WASHINGTON ― Commerce Secretary Wilbur Ross on Monday praised the lack of protesters during President Donald Trump’s weekend visit to Saudi Arabia, calling it evidence of the Saudis’ affection for the U.S. administration rather than a sign of the kingdom’s legendary repression.
“Theres no question that they’re liberalizing their society, and I think the other thing that was fascinating to me, there was not a single hint of a protester anywhere there during the whole time we were there,” Ross said in an appearance on CNBC. “Not one guy with a bad placard.”
Host Becky Quick interjected with some context.
“But Secretary Ross, that may be not necessarily because they don’t have those feelings there, but because they control people and don’t allow them to come and express their feelings quite the same way we do there,” she said.
Ross, who was on the trip but has returned to Washington, stood by his assessment.
“In theory, that could be true,” he replied. “But boy, there was certainly no sign of it. There was not a single effort at any incursion, there wasn’t anything. The mood was a genuinely good mood, and at the end of the trip, as I was getting back on the plane, the security guards from the Saudi side who’d been helping us over the weekend all wanted to pose for a big photo op, and then they gave me two gigantic bushels of dates as a present, a thank you for the trip that we had had. That was a pretty from-the-heart, very genuine gesture and it really touched me.”
The State Department’s latest human rights report paints a less rosy picture of the authoritarian kingdom.
“The most important human rights problems reported included citizens’ lack of the ability and legal means to choose their government; restrictions on universal rights, such as freedom of expression, including on the internet, and the freedoms of assembly, association, movement, and religion; and pervasive gender discrimination and lack of equal rights that affected most aspects of women’s lives,” according to the department’s study.
The document mentions the cases of two government health workers sentenced to prison for criticizing their hospital administration on Twitter, a man sentenced to 10 years and 2,000 lashes for “atheistic” tweets and authorities detaining multiple human rights activists until they commit to ending their use of social media. It also mentions self-censorship among government critics who have learned over the years not to cross the state.
As for gatherings of protesters, the State report is clear: “The law does not provide for freedom of assembly and association, which the government severely limited.”
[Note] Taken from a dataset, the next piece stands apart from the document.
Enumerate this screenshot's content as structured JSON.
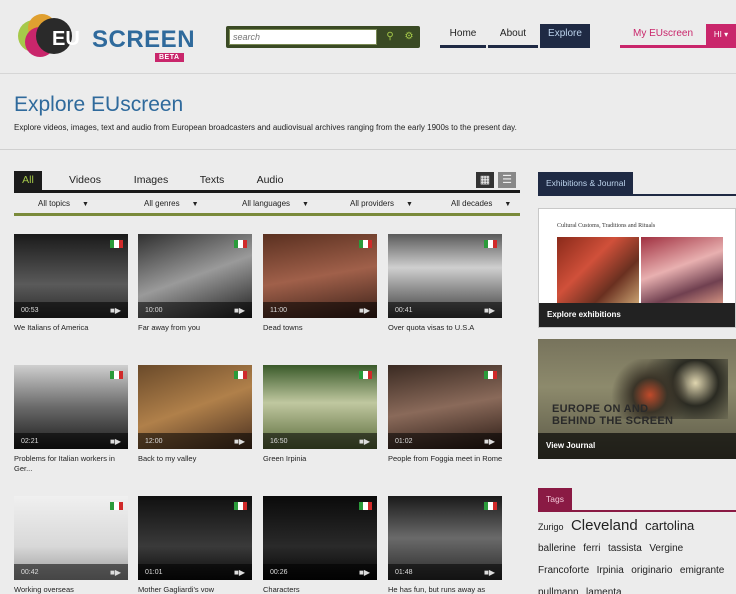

The British government, Human Rights Watch and other organizations agree in comparable reports. With a powerful government run largely by one royal family, a lack of protesters on the street cannot be easily interpreted as a sign of mass contentment, no matter what Trump fans claim.
Human rights activists tried to enlist the president’s aid prior to his trip. On May 10, the group Reprieve sent Trump a letter urging him to intervene on behalf of three Saudis who were arrested during peaceful protests in 2012, when they were all under 18 years old, and now face execution.
“The prohibition against the execution of children and the right to peaceful free expression are not only core American values; they are essential domestic and international legal requirements, which are binding on Saudi Arabia,” Maya Foa, the group’s director, wrote.
Trump did not mention the cases during his public appearances in Saudi Arabia. Nor did Secretary of State Rex Tillerson.
The president has frequently praised dictators, and one of the most striking aspects of his much-anticipated Sunday speech in Riyadh on Islam was that he did not mention “freedom” as an aspiration for people in the Muslim world. This is in keeping with the administration’s general vision of Muslims: they are suspect and generally best managed by strongmen.
Ross’s presence during the Saudi leg of Trump’s first overseas trip as president was important to the administration’s narrative of developing closer ties that would help both nations’ economies. The two governments announced major business deals and Trump signed a $110 billion weapons package for the Saudis that could face challenges on Capitol Hill.